THE Power Sector Assets and Liabilities Management Corporation (PSALM) has failed to secure a favorable ruling from the Commission on Audit (COA) in its motion for partial reconsideration of the September 23, 2019 decision ordering it and the National Power Corporation (NPC) to pay compensation to thousands of unlawfully dismissed former employees of the NPC.
In a resolution issued last September 20 but released only this week, the COA Commission Proper affirmed its previous findings that both PSALM and NPC are liable to pay up the displaced workers’ backwages, salary differentials, wage adjustments, and separation pay plus legal interest.
The COA’s pronouncement is anchored on the 2006 Supreme Court ruling in the case of NPC Drivers and Mechanics Association, et al vs. NPC and a subsequent resolution issued on November 21, 2017.
NPC and PSALM were both directed to “immediately update the list of computation of employees entitled to receive their pay, 17 years after losing their jobs.
The SC and COA rulings did not mention the amount due since the personal circumstances of the claimants vary from each other depending on length of service and positions held at the time of their termination of services in 2003.
The COA said the amount due each personnel will be increased by 12 percent yearly interest from October 2008 to June 30, 2013, and six percent from July 2013 onwards.
However, it clarified that only NPC employees who were dismissed and not rehired by PSALM are entitled to separation pay in lieu of reinstatement to their former posts, back wages, and other adjustments after deduction of compensation already received under the original separation plan.
In its motion, PSALM argued that the ruling could put it in an untenable position where it will be forced to use funds outside of the privatization of NPC assets and contracts since the amount of obligation imposed on it and the NPC is more than the proceeds raised.

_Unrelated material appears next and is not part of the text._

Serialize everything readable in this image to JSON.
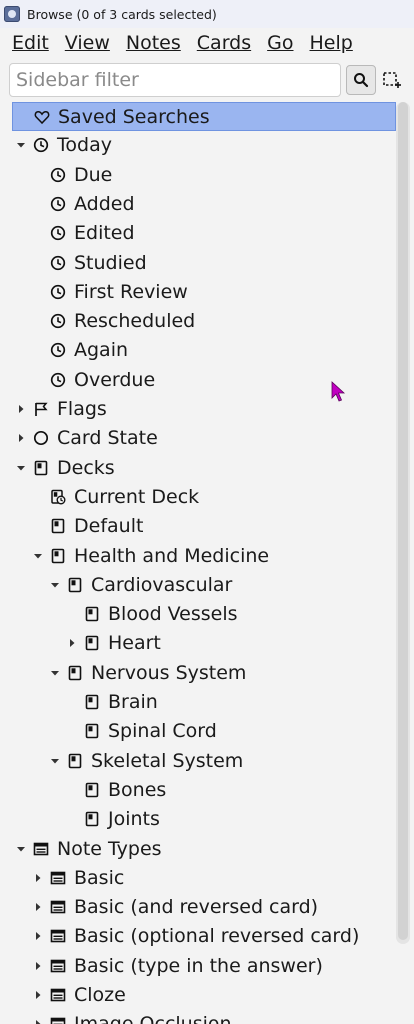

It said, under such conditions, it will be called upon to disburse public funds in a manner that will violate the provisions of RA No. 9136 or the Electric Power Industry Reform Act (EPIRA).